[Interface dataset entries]
····················

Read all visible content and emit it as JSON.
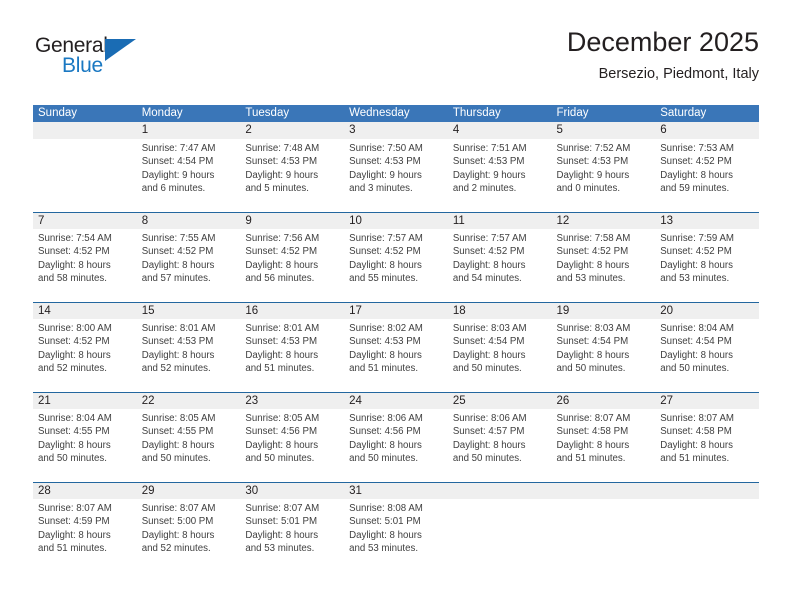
{
  "brand": {
    "name_part1": "General",
    "name_part2": "Blue",
    "triangle_icon": "triangle-logo-icon",
    "accent_color": "#1a78c2"
  },
  "header": {
    "title": "December 2025",
    "subtitle": "Bersezio, Piedmont, Italy"
  },
  "colors": {
    "header_blue": "#3a76b8",
    "separator_blue": "#23679f",
    "daynum_band": "#efefef",
    "text": "#231f20",
    "detail_text": "#404040"
  },
  "weekdays": [
    "Sunday",
    "Monday",
    "Tuesday",
    "Wednesday",
    "Thursday",
    "Friday",
    "Saturday"
  ],
  "weeks": [
    {
      "days": [
        {
          "num": "",
          "lines": [
            "",
            "",
            "",
            ""
          ]
        },
        {
          "num": "1",
          "lines": [
            "Sunrise: 7:47 AM",
            "Sunset: 4:54 PM",
            "Daylight: 9 hours",
            "and 6 minutes."
          ]
        },
        {
          "num": "2",
          "lines": [
            "Sunrise: 7:48 AM",
            "Sunset: 4:53 PM",
            "Daylight: 9 hours",
            "and 5 minutes."
          ]
        },
        {
          "num": "3",
          "lines": [
            "Sunrise: 7:50 AM",
            "Sunset: 4:53 PM",
            "Daylight: 9 hours",
            "and 3 minutes."
          ]
        },
        {
          "num": "4",
          "lines": [
            "Sunrise: 7:51 AM",
            "Sunset: 4:53 PM",
            "Daylight: 9 hours",
            "and 2 minutes."
          ]
        },
        {
          "num": "5",
          "lines": [
            "Sunrise: 7:52 AM",
            "Sunset: 4:53 PM",
            "Daylight: 9 hours",
            "and 0 minutes."
          ]
        },
        {
          "num": "6",
          "lines": [
            "Sunrise: 7:53 AM",
            "Sunset: 4:52 PM",
            "Daylight: 8 hours",
            "and 59 minutes."
          ]
        }
      ]
    },
    {
      "days": [
        {
          "num": "7",
          "lines": [
            "Sunrise: 7:54 AM",
            "Sunset: 4:52 PM",
            "Daylight: 8 hours",
            "and 58 minutes."
          ]
        },
        {
          "num": "8",
          "lines": [
            "Sunrise: 7:55 AM",
            "Sunset: 4:52 PM",
            "Daylight: 8 hours",
            "and 57 minutes."
          ]
        },
        {
          "num": "9",
          "lines": [
            "Sunrise: 7:56 AM",
            "Sunset: 4:52 PM",
            "Daylight: 8 hours",
            "and 56 minutes."
          ]
        },
        {
          "num": "10",
          "lines": [
            "Sunrise: 7:57 AM",
            "Sunset: 4:52 PM",
            "Daylight: 8 hours",
            "and 55 minutes."
          ]
        },
        {
          "num": "11",
          "lines": [
            "Sunrise: 7:57 AM",
            "Sunset: 4:52 PM",
            "Daylight: 8 hours",
            "and 54 minutes."
          ]
        },
        {
          "num": "12",
          "lines": [
            "Sunrise: 7:58 AM",
            "Sunset: 4:52 PM",
            "Daylight: 8 hours",
            "and 53 minutes."
          ]
        },
        {
          "num": "13",
          "lines": [
            "Sunrise: 7:59 AM",
            "Sunset: 4:52 PM",
            "Daylight: 8 hours",
            "and 53 minutes."
          ]
        }
      ]
    },
    {
      "days": [
        {
          "num": "14",
          "lines": [
            "Sunrise: 8:00 AM",
            "Sunset: 4:52 PM",
            "Daylight: 8 hours",
            "and 52 minutes."
          ]
        },
        {
          "num": "15",
          "lines": [
            "Sunrise: 8:01 AM",
            "Sunset: 4:53 PM",
            "Daylight: 8 hours",
            "and 52 minutes."
          ]
        },
        {
          "num": "16",
          "lines": [
            "Sunrise: 8:01 AM",
            "Sunset: 4:53 PM",
            "Daylight: 8 hours",
            "and 51 minutes."
          ]
        },
        {
          "num": "17",
          "lines": [
            "Sunrise: 8:02 AM",
            "Sunset: 4:53 PM",
            "Daylight: 8 hours",
            "and 51 minutes."
          ]
        },
        {
          "num": "18",
          "lines": [
            "Sunrise: 8:03 AM",
            "Sunset: 4:54 PM",
            "Daylight: 8 hours",
            "and 50 minutes."
          ]
        },
        {
          "num": "19",
          "lines": [
            "Sunrise: 8:03 AM",
            "Sunset: 4:54 PM",
            "Daylight: 8 hours",
            "and 50 minutes."
          ]
        },
        {
          "num": "20",
          "lines": [
            "Sunrise: 8:04 AM",
            "Sunset: 4:54 PM",
            "Daylight: 8 hours",
            "and 50 minutes."
          ]
        }
      ]
    },
    {
      "days": [
        {
          "num": "21",
          "lines": [
            "Sunrise: 8:04 AM",
            "Sunset: 4:55 PM",
            "Daylight: 8 hours",
            "and 50 minutes."
          ]
        },
        {
          "num": "22",
          "lines": [
            "Sunrise: 8:05 AM",
            "Sunset: 4:55 PM",
            "Daylight: 8 hours",
            "and 50 minutes."
          ]
        },
        {
          "num": "23",
          "lines": [
            "Sunrise: 8:05 AM",
            "Sunset: 4:56 PM",
            "Daylight: 8 hours",
            "and 50 minutes."
          ]
        },
        {
          "num": "24",
          "lines": [
            "Sunrise: 8:06 AM",
            "Sunset: 4:56 PM",
            "Daylight: 8 hours",
            "and 50 minutes."
          ]
        },
        {
          "num": "25",
          "lines": [
            "Sunrise: 8:06 AM",
            "Sunset: 4:57 PM",
            "Daylight: 8 hours",
            "and 50 minutes."
          ]
        },
        {
          "num": "26",
          "lines": [
            "Sunrise: 8:07 AM",
            "Sunset: 4:58 PM",
            "Daylight: 8 hours",
            "and 51 minutes."
          ]
        },
        {
          "num": "27",
          "lines": [
            "Sunrise: 8:07 AM",
            "Sunset: 4:58 PM",
            "Daylight: 8 hours",
            "and 51 minutes."
          ]
        }
      ]
    },
    {
      "days": [
        {
          "num": "28",
          "lines": [
            "Sunrise: 8:07 AM",
            "Sunset: 4:59 PM",
            "Daylight: 8 hours",
            "and 51 minutes."
          ]
        },
        {
          "num": "29",
          "lines": [
            "Sunrise: 8:07 AM",
            "Sunset: 5:00 PM",
            "Daylight: 8 hours",
            "and 52 minutes."
          ]
        },
        {
          "num": "30",
          "lines": [
            "Sunrise: 8:07 AM",
            "Sunset: 5:01 PM",
            "Daylight: 8 hours",
            "and 53 minutes."
          ]
        },
        {
          "num": "31",
          "lines": [
            "Sunrise: 8:08 AM",
            "Sunset: 5:01 PM",
            "Daylight: 8 hours",
            "and 53 minutes."
          ]
        },
        {
          "num": "",
          "lines": [
            "",
            "",
            "",
            ""
          ]
        },
        {
          "num": "",
          "lines": [
            "",
            "",
            "",
            ""
          ]
        },
        {
          "num": "",
          "lines": [
            "",
            "",
            "",
            ""
          ]
        }
      ]
    }
  ]
}
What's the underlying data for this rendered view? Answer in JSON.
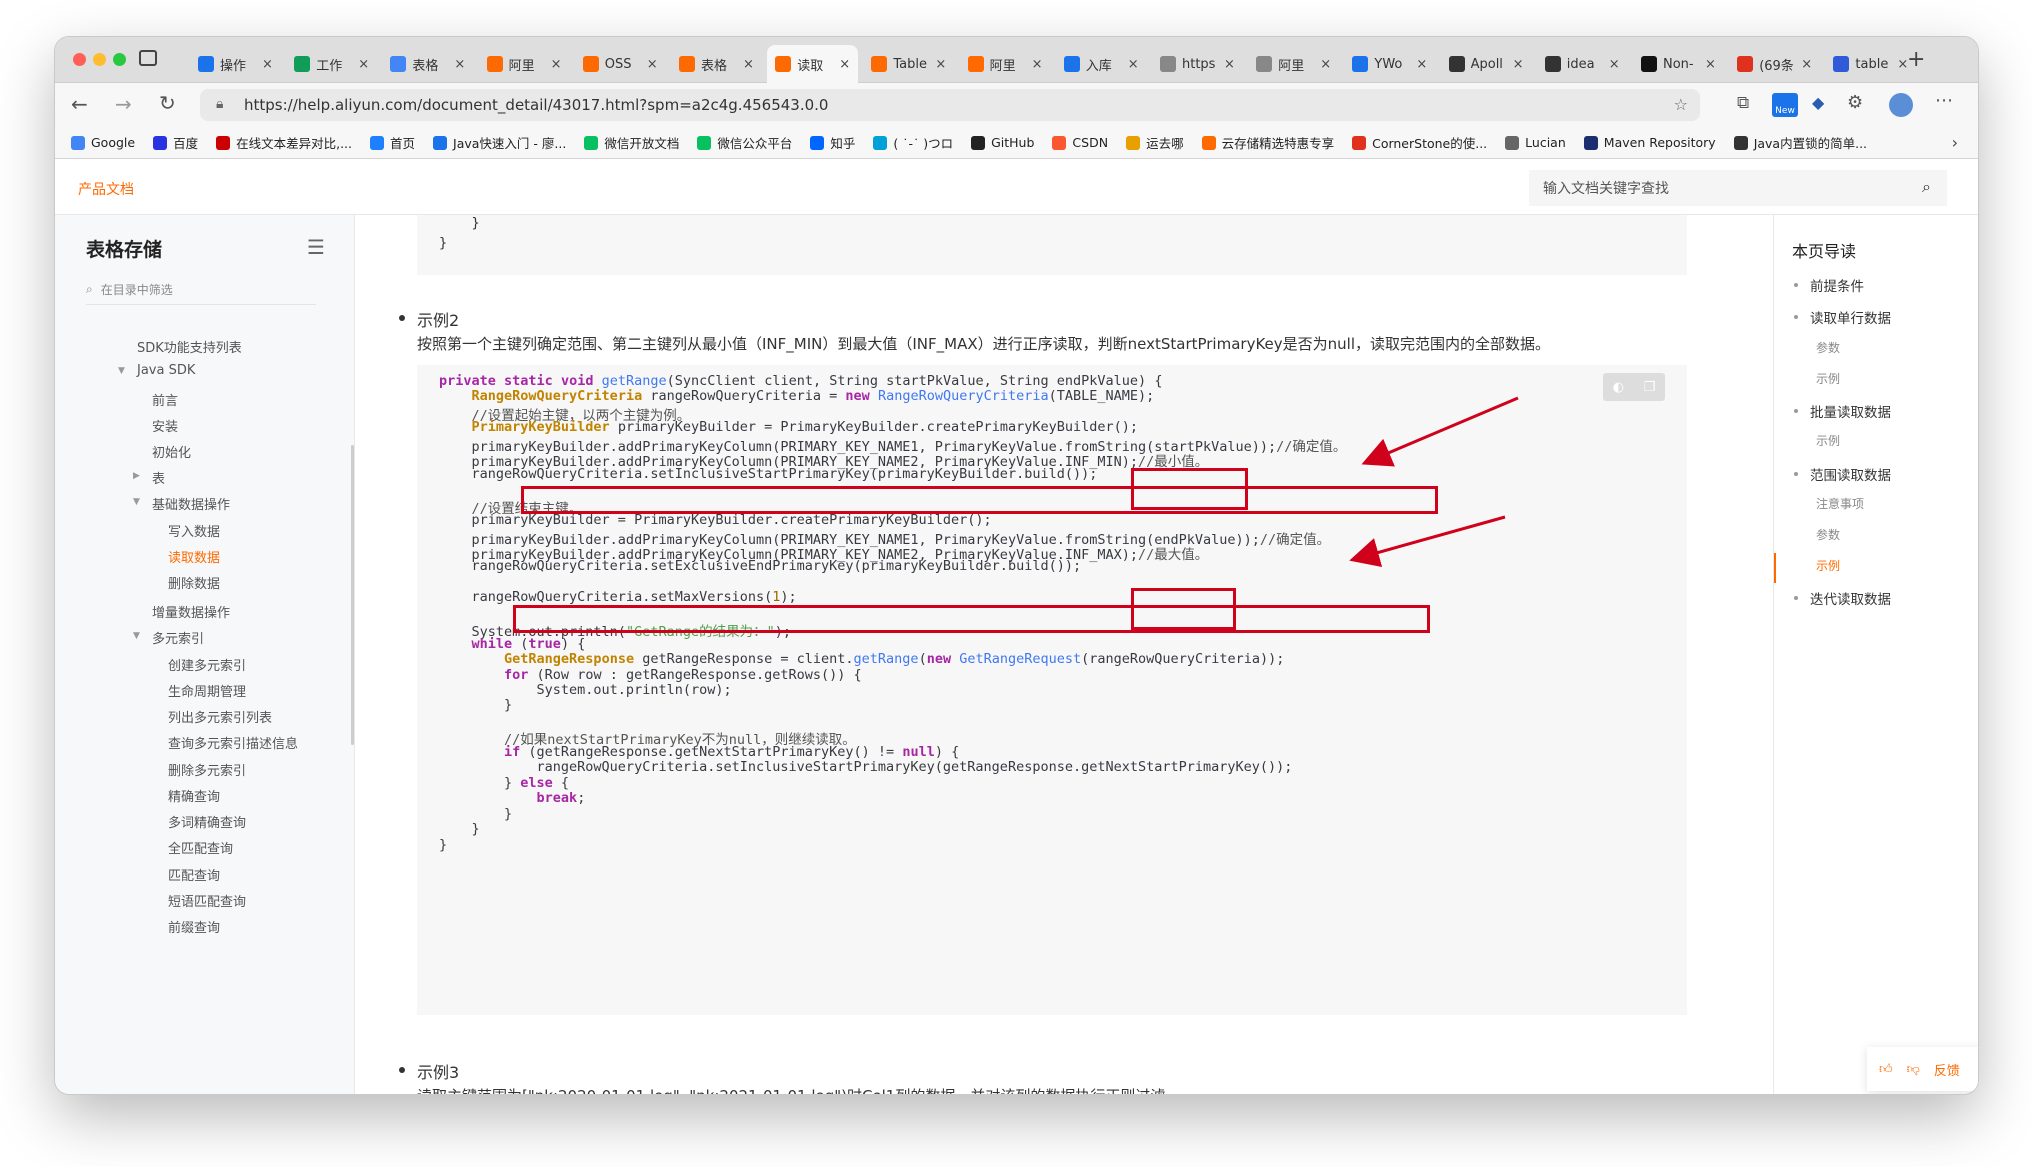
{
  "browser": {
    "tabs": [
      {
        "title": "操作",
        "color": "#1a73e8",
        "glyph": "On"
      },
      {
        "title": "工作",
        "color": "#0f9d58",
        "glyph": "▦"
      },
      {
        "title": "表格",
        "color": "#4285f4",
        "glyph": "▤"
      },
      {
        "title": "阿里",
        "color": "#ff6a00",
        "glyph": "{-}"
      },
      {
        "title": "OSS",
        "color": "#ff6a00",
        "glyph": "{-}"
      },
      {
        "title": "表格",
        "color": "#ff6a00",
        "glyph": "{-}"
      },
      {
        "title": "读取",
        "color": "#ff6a00",
        "glyph": "{-}"
      },
      {
        "title": "Table",
        "color": "#ff6a00",
        "glyph": "{-}"
      },
      {
        "title": "阿里",
        "color": "#ff6a00",
        "glyph": "{-}"
      },
      {
        "title": "入库",
        "color": "#1a73e8",
        "glyph": "辶"
      },
      {
        "title": "https",
        "color": "#888",
        "glyph": "▢"
      },
      {
        "title": "阿里",
        "color": "#888",
        "glyph": "⟦"
      },
      {
        "title": "YWo",
        "color": "#1a73e8",
        "glyph": "▣"
      },
      {
        "title": "Apoll",
        "color": "#333",
        "glyph": "⚲"
      },
      {
        "title": "idea",
        "color": "#333",
        "glyph": "◎"
      },
      {
        "title": "Non-",
        "color": "#111",
        "glyph": "■"
      },
      {
        "title": "(69条",
        "color": "#e0301e",
        "glyph": "C"
      },
      {
        "title": "table",
        "color": "#2f5bd8",
        "glyph": "☸"
      }
    ],
    "url": "https://help.aliyun.com/document_detail/43017.html?spm=a2c4g.456543.0.0",
    "bookmarks": [
      {
        "label": "Google",
        "color": "#4285f4",
        "glyph": "G"
      },
      {
        "label": "百度",
        "color": "#2932e1",
        "glyph": "🐾"
      },
      {
        "label": "在线文本差异对比,...",
        "color": "#c00",
        "glyph": "●"
      },
      {
        "label": "首页",
        "color": "#1e80ff",
        "glyph": "▲"
      },
      {
        "label": "Java快速入门 - 廖...",
        "color": "#1a73e8",
        "glyph": "✈"
      },
      {
        "label": "微信开放文档",
        "color": "#07c160",
        "glyph": "●"
      },
      {
        "label": "微信公众平台",
        "color": "#07c160",
        "glyph": "●"
      },
      {
        "label": "知乎",
        "color": "#0066ff",
        "glyph": "知"
      },
      {
        "label": "( ˙-˙ )つロ",
        "color": "#00a1d6",
        "glyph": "▭"
      },
      {
        "label": "GitHub",
        "color": "#222",
        "glyph": "◉"
      },
      {
        "label": "CSDN",
        "color": "#fc5531",
        "glyph": "C"
      },
      {
        "label": "运去哪",
        "color": "#e8a000",
        "glyph": "▭"
      },
      {
        "label": "云存储精选特惠专享",
        "color": "#ff6a00",
        "glyph": "{-}"
      },
      {
        "label": "CornerStone的使...",
        "color": "#e0301e",
        "glyph": "▣"
      },
      {
        "label": "Lucian",
        "color": "#666",
        "glyph": "▢"
      },
      {
        "label": "Maven Repository",
        "color": "#1b2e6f",
        "glyph": "m"
      },
      {
        "label": "Java内置锁的简单...",
        "color": "#333",
        "glyph": "◎"
      }
    ]
  },
  "site": {
    "logo": "产品文档",
    "search_placeholder": "输入文档关键字查找"
  },
  "sidebar": {
    "title": "表格存储",
    "filter_placeholder": "在目录中筛选",
    "items": [
      {
        "label": "SDK功能支持列表"
      },
      {
        "label": "Java SDK"
      },
      {
        "label": "前言"
      },
      {
        "label": "安装"
      },
      {
        "label": "初始化"
      },
      {
        "label": "表"
      },
      {
        "label": "基础数据操作"
      },
      {
        "label": "写入数据"
      },
      {
        "label": "读取数据"
      },
      {
        "label": "删除数据"
      },
      {
        "label": "增量数据操作"
      },
      {
        "label": "多元索引"
      },
      {
        "label": "创建多元索引"
      },
      {
        "label": "生命周期管理"
      },
      {
        "label": "列出多元索引列表"
      },
      {
        "label": "查询多元索引描述信息"
      },
      {
        "label": "删除多元索引"
      },
      {
        "label": "精确查询"
      },
      {
        "label": "多词精确查询"
      },
      {
        "label": "全匹配查询"
      },
      {
        "label": "匹配查询"
      },
      {
        "label": "短语匹配查询"
      },
      {
        "label": "前缀查询"
      }
    ]
  },
  "content": {
    "top_code": [
      "    }",
      "}"
    ],
    "example2_title": "示例2",
    "example2_desc": "按照第一个主键列确定范围、第二主键列从最小值（INF_MIN）到最大值（INF_MAX）进行正序读取，判断nextStartPrimaryKey是否为null，读取完范围内的全部数据。",
    "code": [
      "private static void getRange(SyncClient client, String startPkValue, String endPkValue) {",
      "    RangeRowQueryCriteria rangeRowQueryCriteria = new RangeRowQueryCriteria(TABLE_NAME);",
      "    //设置起始主键，以两个主键为例。",
      "    PrimaryKeyBuilder primaryKeyBuilder = PrimaryKeyBuilder.createPrimaryKeyBuilder();",
      "    primaryKeyBuilder.addPrimaryKeyColumn(PRIMARY_KEY_NAME1, PrimaryKeyValue.fromString(startPkValue));//确定值。",
      "    primaryKeyBuilder.addPrimaryKeyColumn(PRIMARY_KEY_NAME2, PrimaryKeyValue.INF_MIN);//最小值。",
      "    rangeRowQueryCriteria.setInclusiveStartPrimaryKey(primaryKeyBuilder.build());",
      "",
      "    //设置结束主键。",
      "    primaryKeyBuilder = PrimaryKeyBuilder.createPrimaryKeyBuilder();",
      "    primaryKeyBuilder.addPrimaryKeyColumn(PRIMARY_KEY_NAME1, PrimaryKeyValue.fromString(endPkValue));//确定值。",
      "    primaryKeyBuilder.addPrimaryKeyColumn(PRIMARY_KEY_NAME2, PrimaryKeyValue.INF_MAX);//最大值。",
      "    rangeRowQueryCriteria.setExclusiveEndPrimaryKey(primaryKeyBuilder.build());",
      "",
      "    rangeRowQueryCriteria.setMaxVersions(1);",
      "",
      "    System.out.println(\"GetRange的结果为：\");",
      "    while (true) {",
      "        GetRangeResponse getRangeResponse = client.getRange(new GetRangeRequest(rangeRowQueryCriteria));",
      "        for (Row row : getRangeResponse.getRows()) {",
      "            System.out.println(row);",
      "        }",
      "",
      "        //如果nextStartPrimaryKey不为null，则继续读取。",
      "        if (getRangeResponse.getNextStartPrimaryKey() != null) {",
      "            rangeRowQueryCriteria.setInclusiveStartPrimaryKey(getRangeResponse.getNextStartPrimaryKey());",
      "        } else {",
      "            break;",
      "        }",
      "    }",
      "}"
    ],
    "example3_title": "示例3",
    "example3_desc": "读取主键范围为[\"pk:2020-01-01.log\", \"pk:2021-01-01.log\")时Col1列的数据，并对该列的数据执行正则过滤。"
  },
  "toc": {
    "title": "本页导读",
    "items": [
      {
        "label": "前提条件"
      },
      {
        "label": "读取单行数据"
      },
      {
        "label": "参数"
      },
      {
        "label": "示例"
      },
      {
        "label": "批量读取数据"
      },
      {
        "label": "示例"
      },
      {
        "label": "范围读取数据"
      },
      {
        "label": "注意事项"
      },
      {
        "label": "参数"
      },
      {
        "label": "示例"
      },
      {
        "label": "迭代读取数据"
      }
    ]
  },
  "feedback": {
    "label": "反馈"
  },
  "colors": {
    "accent": "#ff6a00",
    "annotation_red": "#d0021b"
  }
}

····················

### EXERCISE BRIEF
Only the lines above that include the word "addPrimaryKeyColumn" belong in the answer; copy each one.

### RESULT OF THIS TASK
      "    primaryKeyBuilder.addPrimaryKeyColumn(PRIMARY_KEY_NAME1, PrimaryKeyValue.fromString(startPkValue));//确定值。",
      "    primaryKeyBuilder.addPrimaryKeyColumn(PRIMARY_KEY_NAME2, PrimaryKeyValue.INF_MIN);//最小值。",
      "    primaryKeyBuilder.addPrimaryKeyColumn(PRIMARY_KEY_NAME1, PrimaryKeyValue.fromString(endPkValue));//确定值。",
      "    primaryKeyBuilder.addPrimaryKeyColumn(PRIMARY_KEY_NAME2, PrimaryKeyValue.INF_MAX);//最大值。",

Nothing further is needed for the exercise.